As visually impressive as the film is, I think it's the screenplay by Jonze and Dave Eggers that give the film its heart and magic. It's economical and straight, and it never states whether Max's adventures are real or imaginary. His journey just happens, and when he's experiencing it, it's all about character interaction and group dynamics. Like the book, there's no central conflict needing to be resolved — no war that has to be fought; no way home that has to be found; no treasure that has to be discovered. The story doesn't feel bound by any plot, which makes Max's time feel limitless. We watch him learn, play and interact, knowing he could leave any time.
One thing that puts the film a step above other children's fantasies is the dialogue, which has a certain level of sophistication. It's not simple-minded, cute or patronizing just because the intended audience is children. Consider the scene when Judith (Catherine O'Hara) attacks Max for playing favorites. I never expected to hear such words in this kind of movie, but it was refreshing and fitting.
I also appreciated how the film never saw any of its situations as weird or bizarre. That's because it knows the world stems from the mind of a child, where anything is possible. There's a truly wonderful scene when Max must hide from Carol. Where he finds a hiding place, I won't say, but it's handled directly and delicately without suggesting anything inappropriate.
If the film has a flaw, and this is not a wholly justifiable one, it's that its themes are perhaps too flagrant. Adults will guess the creatures and situations are manifestations of Max's personality, but I think Jonze could have made them even more subtle. For example, I'm not sure we needed the snowball fight at the beginning of the film, which parallels the mud ball fight later on. Maybe Jonze could have given the audience, namely kids, even more credit to pick things up on their own. When they revisit this film later on in their lives, they'll realize what everything meant. Still, perhaps it's just fine as is, since it all takes place from the mind of a child, who likes things to be literal.

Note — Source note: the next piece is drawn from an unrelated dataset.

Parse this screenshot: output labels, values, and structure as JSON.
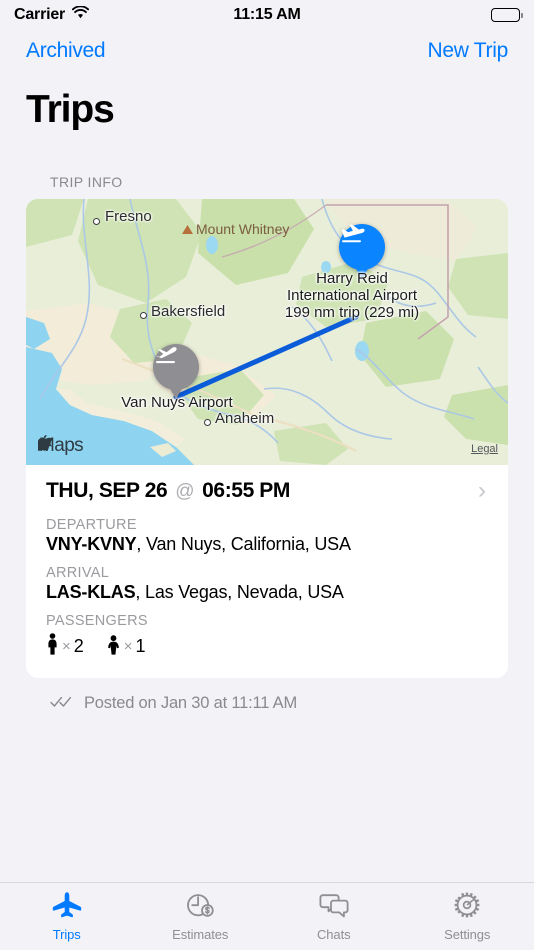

Where The Wild Things Are is a film all kids should see. It's magical and innovative without being condescending. It speaks to kids (and adults) on a practical level—like they're people. Jonze doesn't go for any cute or slapstick effect, but lets it play naturally. Much of this is thanks to the remarkable performance by Records, who's in every scene and carries the film splendidly. In the last five minutes, in which no dialogue is spoken, he convinces us Max has learned a valuable lesson, and the closing shot tells us it won't be the last time this happens. So goes the life of a kid...and adult.